Razer OSVR ($349)

It’s still in its development stages, but the Razer OSVR (Open-Source Virtual Reality) is already getting positive support from the VR community. Razer’s aim is to offer an ecosystem that’s open source and will be an open standard for all devices, games and apps. The Razer OSVR includes a 5.5-inch display and also includes an accelerometer, gyroscope and compass.

Oculus Rift ($350)

No one defined Virtual Reality better than the Oculus Rift – this head mounted display was initially revealed through Kickstarter which was later on purchased by Facebook. Development Kits are currently available for developers, a consumer version is scheduled to be released by early 2016.


That’s already a long list of great VR headsets – and it looks like the next couple of years will also see the introduction of new hardware that would make it even harder to decide which one is the best.

Project Morpheus

The Project Morpheus is a VR headset that is designed to be used with the Sony PlayStation 4 and the PlayStation Vita. Capable of displaying content at full HD along with a 120 fps refresh rate, the Morpheus also features support for stereoscopic 3D – meaning you can play games in a virtual 3D world. No word on how much it would cost, but Sony is looking to release the device by the first half of 2016.

Microsoft Hololens

Microsoft’s Hololens is more of an augmented reality device than a VR device since it uses real surroundings to simulate other elements. Since it’s from Microsoft, the Hololens will be fully compatible with the Windows 10 platform, which in turn will be powering smartphones, desktops and even the Xbox One. Microsoft is looking to release the Hololens to the masses after the global rollout of Windows 10.

HTC Vive

HTC is also looking to get into the VR bandwagon with their own headset.

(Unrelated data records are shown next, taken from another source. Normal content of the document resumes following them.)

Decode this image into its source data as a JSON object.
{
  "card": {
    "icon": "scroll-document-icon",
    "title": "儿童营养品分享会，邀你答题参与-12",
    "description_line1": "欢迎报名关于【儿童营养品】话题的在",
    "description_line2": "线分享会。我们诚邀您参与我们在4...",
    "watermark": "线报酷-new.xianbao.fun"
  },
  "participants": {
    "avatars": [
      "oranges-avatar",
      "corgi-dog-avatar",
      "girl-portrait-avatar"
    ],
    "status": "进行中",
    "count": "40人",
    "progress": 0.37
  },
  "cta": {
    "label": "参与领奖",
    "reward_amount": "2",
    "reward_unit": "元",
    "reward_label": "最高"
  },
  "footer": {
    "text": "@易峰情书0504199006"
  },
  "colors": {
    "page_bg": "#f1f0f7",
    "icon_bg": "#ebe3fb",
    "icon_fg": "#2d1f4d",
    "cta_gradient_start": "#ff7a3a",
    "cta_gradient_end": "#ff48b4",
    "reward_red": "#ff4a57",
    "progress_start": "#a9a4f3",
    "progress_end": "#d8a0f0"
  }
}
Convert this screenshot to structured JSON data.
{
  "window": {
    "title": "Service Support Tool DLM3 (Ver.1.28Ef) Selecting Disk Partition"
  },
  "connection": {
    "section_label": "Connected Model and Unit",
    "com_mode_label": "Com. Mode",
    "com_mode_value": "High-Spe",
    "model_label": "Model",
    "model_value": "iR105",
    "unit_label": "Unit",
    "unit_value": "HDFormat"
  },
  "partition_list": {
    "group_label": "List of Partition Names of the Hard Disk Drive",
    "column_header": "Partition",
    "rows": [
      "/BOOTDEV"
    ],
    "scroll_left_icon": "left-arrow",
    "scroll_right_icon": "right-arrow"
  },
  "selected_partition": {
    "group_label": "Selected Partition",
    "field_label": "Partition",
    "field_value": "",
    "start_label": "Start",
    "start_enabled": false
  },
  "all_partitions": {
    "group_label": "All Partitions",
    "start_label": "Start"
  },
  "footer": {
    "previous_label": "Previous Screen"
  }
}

Called the HTC Vive, this VR headset was made in partnership with Valve, who were the developers of a little known game called Half-Life. With OpenVR, the company’s SDK, it hopes to bring mainstream gaming titles made for the device. Epic Games was one of the supporters, letting developers take advantage of Unreal Engine 4 for making games and apps. HTC is looking to release the device before the year ends.

The application of virtual reality isn’t also restricted to hardware. Various companies have employed the same technology to deliver content made for the platform. Dubai 360 for example is a website that offers 360 degree views of Dubai – something that would be easily compatible with a VR headset. Same thing for Google Maps Street View. It could give you a much better perspective using this services with a VR headset.

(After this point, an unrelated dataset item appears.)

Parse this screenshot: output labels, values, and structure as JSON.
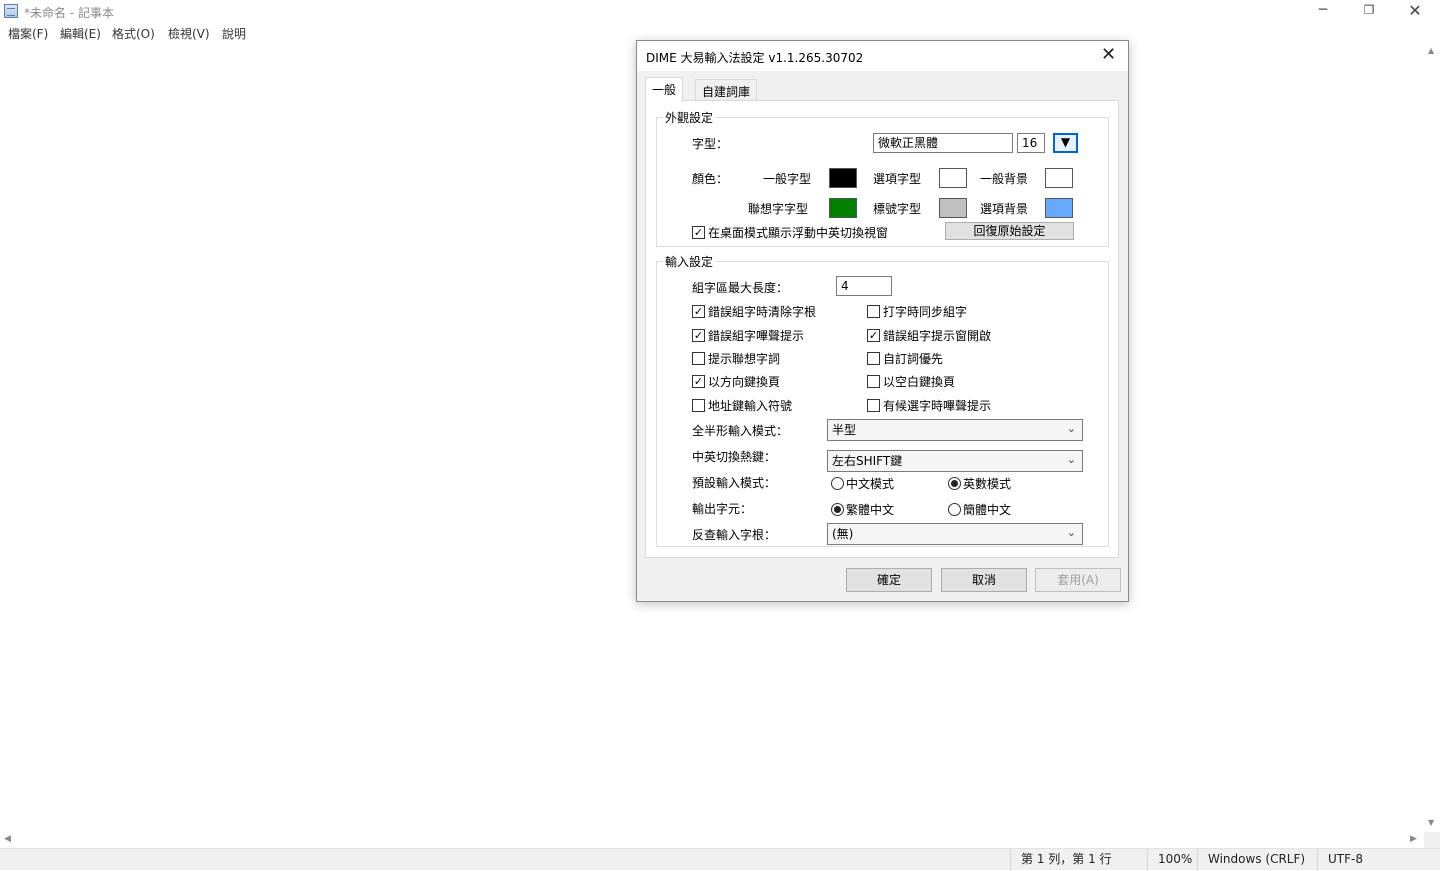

But the question is that will virtual reality be more than just a form of entertainment? It’s plausible that the technology could also be applied in other areas but since we can still say VR is its in early stages, it might be a while before that happens.

by Victor Philip Ortiz
Tech Enthusiast and Movie Buff. When he’s not busy playing with the latest games, Victor usually spends his time collecting Blu-rays and building his own movie library. As the Online Editor for T3 Middle East, he develops and writes content for www.T3ME.com which includes reviews, features, and videos in addition to managing its social media and web content.